So how can we protect ourselves against PSVT? Those who use illicit drugs or smoke may be placing themselves at an increased risk for PSVT, so you should avoid smoking and illicit drug use at all costs (for this and many other reasons). Alcohol and caffeine can also play a part in increasing your risk for PSVT. So remember that moderation can be a very valuable tool in PSVT prevention and try to keep your alcohol and caffeine consumption at a minimum.
PSVT can also occur in ways that we cannot protect as well against, such as instances when doses of heart medications are too high or as a symptom of Wolff-Parkinson Syndrome, which is an affliction of infants and the young.
An ECG or electrocardiogram is often used for detection and accurate diagnosis of PSVT. Because PSVT can come and go, a Holter monitor – which is an ambulatory electrocardiography device that allows for 24-hour portable monitoring – is often used.
If heart mapping indicates an abnormal tract or short circuits are found, high frequency radio waves can be used as an emergency treatment to slow the heart rate back to normal and attempt to prevent future PSVT episodes. Intravenous medicine, such as Adenosine, is also known to produce desired results. If intravenous medication does not work and low blood pressure, chest pain or shortness of breath accompany a heightened heart rate, electric shock can also be used to reset the heart’s electrical rhythm to a regular rate.
Common methods for long-term treatment of PSVT include daily medication or calcium channel blockers, beta blockers or other antiarrhythmic medications and cardiac ablation, a procedure used to destroy the small areas surrounding the heart that may be causing the rapid heartbeat.
For children who do not respond to other forms of treatment, a pacemaker may be used to override a fast heartbeat; and surgery to alter the pathways of electric signals within the heart may be recommended for those who require other heart surgery.

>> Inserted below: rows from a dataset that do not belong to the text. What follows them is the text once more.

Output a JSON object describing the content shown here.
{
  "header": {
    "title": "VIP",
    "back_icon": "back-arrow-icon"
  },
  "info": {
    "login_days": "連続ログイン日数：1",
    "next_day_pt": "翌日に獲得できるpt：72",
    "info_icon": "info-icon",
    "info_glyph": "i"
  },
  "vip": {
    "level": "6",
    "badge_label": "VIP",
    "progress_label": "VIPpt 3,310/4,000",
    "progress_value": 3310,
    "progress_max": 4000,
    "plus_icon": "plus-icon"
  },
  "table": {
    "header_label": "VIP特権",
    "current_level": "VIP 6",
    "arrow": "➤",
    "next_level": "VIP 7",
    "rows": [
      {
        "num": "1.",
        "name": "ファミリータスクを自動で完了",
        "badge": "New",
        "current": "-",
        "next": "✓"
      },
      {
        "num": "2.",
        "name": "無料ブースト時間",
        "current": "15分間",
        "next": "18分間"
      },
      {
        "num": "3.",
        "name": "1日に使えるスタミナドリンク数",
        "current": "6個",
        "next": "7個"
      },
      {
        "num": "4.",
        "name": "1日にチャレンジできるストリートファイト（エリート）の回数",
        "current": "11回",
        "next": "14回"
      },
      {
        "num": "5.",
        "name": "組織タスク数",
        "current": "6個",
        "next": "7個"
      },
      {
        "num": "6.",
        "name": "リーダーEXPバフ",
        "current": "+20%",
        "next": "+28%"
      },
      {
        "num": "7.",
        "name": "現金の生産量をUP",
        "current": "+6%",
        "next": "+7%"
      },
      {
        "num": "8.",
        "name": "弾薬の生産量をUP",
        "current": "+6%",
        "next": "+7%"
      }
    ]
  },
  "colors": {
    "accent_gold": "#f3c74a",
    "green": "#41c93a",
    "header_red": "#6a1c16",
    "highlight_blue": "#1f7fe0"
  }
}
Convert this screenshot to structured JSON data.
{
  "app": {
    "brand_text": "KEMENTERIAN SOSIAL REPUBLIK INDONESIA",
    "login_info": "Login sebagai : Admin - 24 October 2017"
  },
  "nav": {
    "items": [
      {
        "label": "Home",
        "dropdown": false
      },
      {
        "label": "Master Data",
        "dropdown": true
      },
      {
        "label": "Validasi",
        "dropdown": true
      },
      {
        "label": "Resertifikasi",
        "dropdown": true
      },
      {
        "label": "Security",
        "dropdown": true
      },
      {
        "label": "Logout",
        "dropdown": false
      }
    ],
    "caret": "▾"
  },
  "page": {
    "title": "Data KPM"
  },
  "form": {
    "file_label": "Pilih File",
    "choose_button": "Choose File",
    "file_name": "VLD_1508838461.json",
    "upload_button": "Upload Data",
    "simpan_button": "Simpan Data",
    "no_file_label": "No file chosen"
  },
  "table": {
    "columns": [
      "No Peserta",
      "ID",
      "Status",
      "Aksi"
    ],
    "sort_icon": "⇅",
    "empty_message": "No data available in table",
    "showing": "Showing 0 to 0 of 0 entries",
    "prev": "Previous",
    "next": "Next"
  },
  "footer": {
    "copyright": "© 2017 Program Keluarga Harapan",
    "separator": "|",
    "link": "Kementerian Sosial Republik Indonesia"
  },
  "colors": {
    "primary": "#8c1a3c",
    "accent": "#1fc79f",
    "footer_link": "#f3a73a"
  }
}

Clinical research and the findings that are uncovered within the clinical trial process are vital to advancement of medicine and, more specifically, essential for discovering better ways to prevent, treat, control and diagnose illnesses. Riverside Clinical Research volunteers not only contribute to the significant breakthroughs in healthcare, they have the elite privilege of access to medical treatments before they are made available to the general public.
The medical and research professionals at Riverside Clinical Research are planning on conducting research studies for this PSVT. Do you suffer from PSVT and think you might be interesting in participating in a PSVT clinical trial?
If you would like to help shape the future and make the world a better place by volunteering in a PSVT clinical trial, call the professionals at Riverside Clinical Research for more information at 386-428-7730 Monday through Thursday from 7 a.m. to 5 p.m. or Friday from 7 a.m. to 12 p.m.; or email your questions to email@example.com. You can also learn more about the clinical research trials at Riverside Clinical Research by accessing our patient portal which can be found on our website.
An award-winning research facility, Riverside Clinical Research, has earned a stellar reputation for clinical research trial trendsetting. Additionally, Riverside Clinical Research doctors and experienced research professionals work closely with clinical trial volunteers to monitor and assess the benefits and effectiveness of certain treatment. Deemed one this area’s best medical research facilities, Riverside Clinical Research can support up to 26 in-house patients and a large number of outpatients. Riverside Clinical Research is conveniently located at 1410 S. Ridgewood Avenue in Edgewater.